### Data to use
* * *

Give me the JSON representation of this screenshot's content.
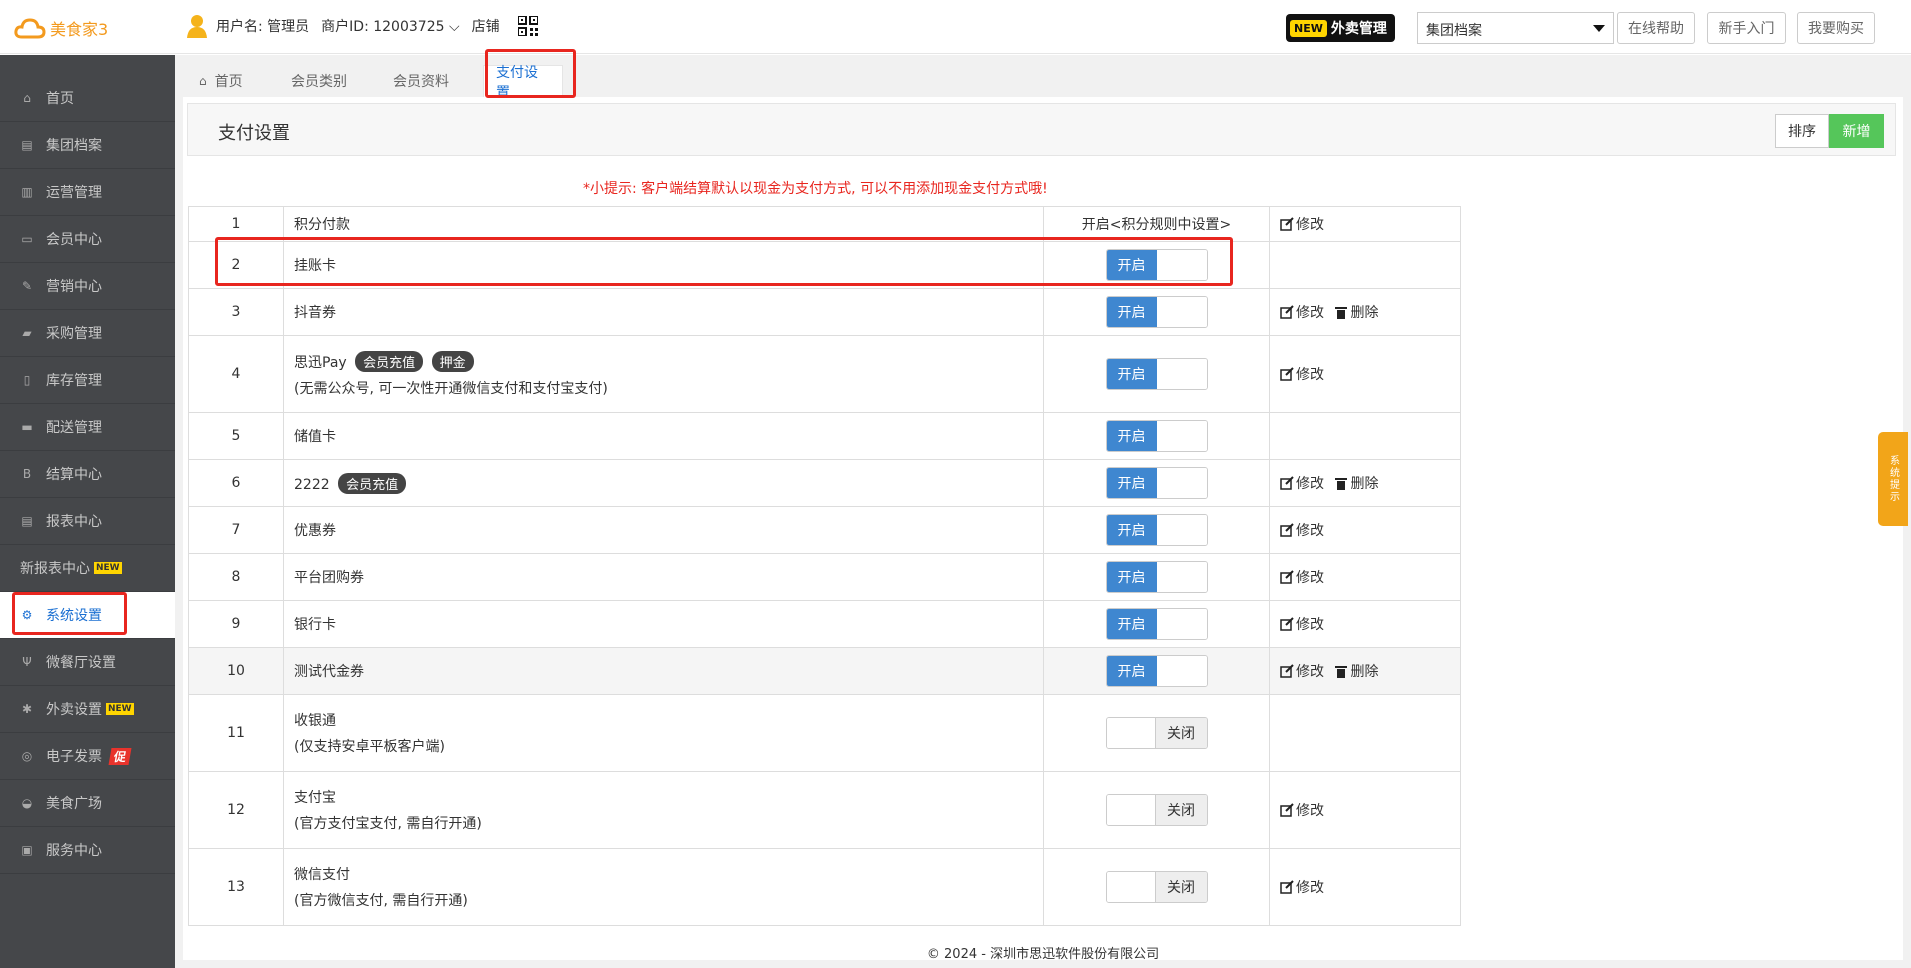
{
  "header": {
    "brand": "美食家3",
    "username_label": "用户名: 管理员",
    "merchant_label": "商户ID: 12003725 ⌵",
    "store_label": "店铺",
    "waimai_new": "NEW",
    "waimai_label": "外卖管理",
    "select_value": "集团档案",
    "help_label": "在线帮助",
    "intro_label": "新手入门",
    "buy_label": "我要购买"
  },
  "sidebar": {
    "items": [
      {
        "label": "首页",
        "icon": "home-icon"
      },
      {
        "label": "集团档案",
        "icon": "doc-icon"
      },
      {
        "label": "运营管理",
        "icon": "chart-icon"
      },
      {
        "label": "会员中心",
        "icon": "card-icon"
      },
      {
        "label": "营销中心",
        "icon": "edit-icon"
      },
      {
        "label": "采购管理",
        "icon": "book-icon"
      },
      {
        "label": "库存管理",
        "icon": "box-icon"
      },
      {
        "label": "配送管理",
        "icon": "truck-icon"
      },
      {
        "label": "结算中心",
        "icon": "coin-icon"
      },
      {
        "label": "报表中心",
        "icon": "report-icon"
      },
      {
        "label": "新报表中心",
        "badge": "NEW"
      },
      {
        "label": "系统设置",
        "icon": "gear-icon"
      },
      {
        "label": "微餐厅设置",
        "icon": "fork-icon"
      },
      {
        "label": "外卖设置",
        "icon": "cog-icon",
        "badge": "NEW"
      },
      {
        "label": "电子发票",
        "icon": "invoice-icon",
        "badge": "促"
      },
      {
        "label": "美食广场",
        "icon": "bowl-icon"
      },
      {
        "label": "服务中心",
        "icon": "service-icon"
      }
    ]
  },
  "tabs": [
    {
      "label": "首页"
    },
    {
      "label": "会员类别"
    },
    {
      "label": "会员资料"
    },
    {
      "label": "支付设置"
    }
  ],
  "panel": {
    "title": "支付设置",
    "sort_label": "排序",
    "add_label": "新增",
    "tip": "*小提示: 客户端结算默认以现金为支付方式, 可以不用添加现金支付方式哦!"
  },
  "labels": {
    "on": "开启",
    "off": "关闭",
    "edit": "修改",
    "delete": "删除"
  },
  "rows": [
    {
      "no": "1",
      "name": "积分付款",
      "status_text": "开启<积分规则中设置>"
    },
    {
      "no": "2",
      "name": "挂账卡"
    },
    {
      "no": "3",
      "name": "抖音券"
    },
    {
      "no": "4",
      "name": "思迅Pay",
      "tags": [
        "会员充值",
        "押金"
      ],
      "sub": "(无需公众号, 可一次性开通微信支付和支付宝支付)"
    },
    {
      "no": "5",
      "name": "储值卡"
    },
    {
      "no": "6",
      "name": "2222",
      "tags": [
        "会员充值"
      ]
    },
    {
      "no": "7",
      "name": "优惠券"
    },
    {
      "no": "8",
      "name": "平台团购券"
    },
    {
      "no": "9",
      "name": "银行卡"
    },
    {
      "no": "10",
      "name": "测试代金券"
    },
    {
      "no": "11",
      "name": "收银通",
      "sub": "(仅支持安卓平板客户端)"
    },
    {
      "no": "12",
      "name": "支付宝",
      "sub": "(官方支付宝支付, 需自行开通)"
    },
    {
      "no": "13",
      "name": "微信支付",
      "sub": "(官方微信支付, 需自行开通)"
    }
  ],
  "footer": "© 2024 - 深圳市思迅软件股份有限公司",
  "side_tip": "系统提示",
  "colors": {
    "accent": "#1a6fd2",
    "toggle_on": "#3f87d0",
    "add_green": "#55c65a",
    "highlight_red": "#e8261f",
    "sidebar_bg": "#45474a"
  }
}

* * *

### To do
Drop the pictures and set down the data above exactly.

### Result of this exercise
Give me the JSON representation of this screenshot's content.
{
  "header": {
    "brand": "美食家3",
    "username_label": "用户名: 管理员",
    "merchant_label": "商户ID: 12003725 ⌵",
    "store_label": "店铺",
    "waimai_new": "NEW",
    "waimai_label": "外卖管理",
    "select_value": "集团档案",
    "help_label": "在线帮助",
    "intro_label": "新手入门",
    "buy_label": "我要购买"
  },
  "sidebar": {
    "items": [
      {
        "label": "首页",
        "icon": "home-icon"
      },
      {
        "label": "集团档案",
        "icon": "doc-icon"
      },
      {
        "label": "运营管理",
        "icon": "chart-icon"
      },
      {
        "label": "会员中心",
        "icon": "card-icon"
      },
      {
        "label": "营销中心",
        "icon": "edit-icon"
      },
      {
        "label": "采购管理",
        "icon": "book-icon"
      },
      {
        "label": "库存管理",
        "icon": "box-icon"
      },
      {
        "label": "配送管理",
        "icon": "truck-icon"
      },
      {
        "label": "结算中心",
        "icon": "coin-icon"
      },
      {
        "label": "报表中心",
        "icon": "report-icon"
      },
      {
        "label": "新报表中心",
        "badge": "NEW"
      },
      {
        "label": "系统设置",
        "icon": "gear-icon"
      },
      {
        "label": "微餐厅设置",
        "icon": "fork-icon"
      },
      {
        "label": "外卖设置",
        "icon": "cog-icon",
        "badge": "NEW"
      },
      {
        "label": "电子发票",
        "icon": "invoice-icon",
        "badge": "促"
      },
      {
        "label": "美食广场",
        "icon": "bowl-icon"
      },
      {
        "label": "服务中心",
        "icon": "service-icon"
      }
    ]
  },
  "tabs": [
    {
      "label": "首页"
    },
    {
      "label": "会员类别"
    },
    {
      "label": "会员资料"
    },
    {
      "label": "支付设置"
    }
  ],
  "panel": {
    "title": "支付设置",
    "sort_label": "排序",
    "add_label": "新增",
    "tip": "*小提示: 客户端结算默认以现金为支付方式, 可以不用添加现金支付方式哦!"
  },
  "labels": {
    "on": "开启",
    "off": "关闭",
    "edit": "修改",
    "delete": "删除"
  },
  "rows": [
    {
      "no": "1",
      "name": "积分付款",
      "status_text": "开启<积分规则中设置>"
    },
    {
      "no": "2",
      "name": "挂账卡"
    },
    {
      "no": "3",
      "name": "抖音券"
    },
    {
      "no": "4",
      "name": "思迅Pay",
      "tags": [
        "会员充值",
        "押金"
      ],
      "sub": "(无需公众号, 可一次性开通微信支付和支付宝支付)"
    },
    {
      "no": "5",
      "name": "储值卡"
    },
    {
      "no": "6",
      "name": "2222",
      "tags": [
        "会员充值"
      ]
    },
    {
      "no": "7",
      "name": "优惠券"
    },
    {
      "no": "8",
      "name": "平台团购券"
    },
    {
      "no": "9",
      "name": "银行卡"
    },
    {
      "no": "10",
      "name": "测试代金券"
    },
    {
      "no": "11",
      "name": "收银通",
      "sub": "(仅支持安卓平板客户端)"
    },
    {
      "no": "12",
      "name": "支付宝",
      "sub": "(官方支付宝支付, 需自行开通)"
    },
    {
      "no": "13",
      "name": "微信支付",
      "sub": "(官方微信支付, 需自行开通)"
    }
  ],
  "footer": "© 2024 - 深圳市思迅软件股份有限公司",
  "side_tip": "系统提示",
  "colors": {
    "accent": "#1a6fd2",
    "toggle_on": "#3f87d0",
    "add_green": "#55c65a",
    "highlight_red": "#e8261f",
    "sidebar_bg": "#45474a"
  }
}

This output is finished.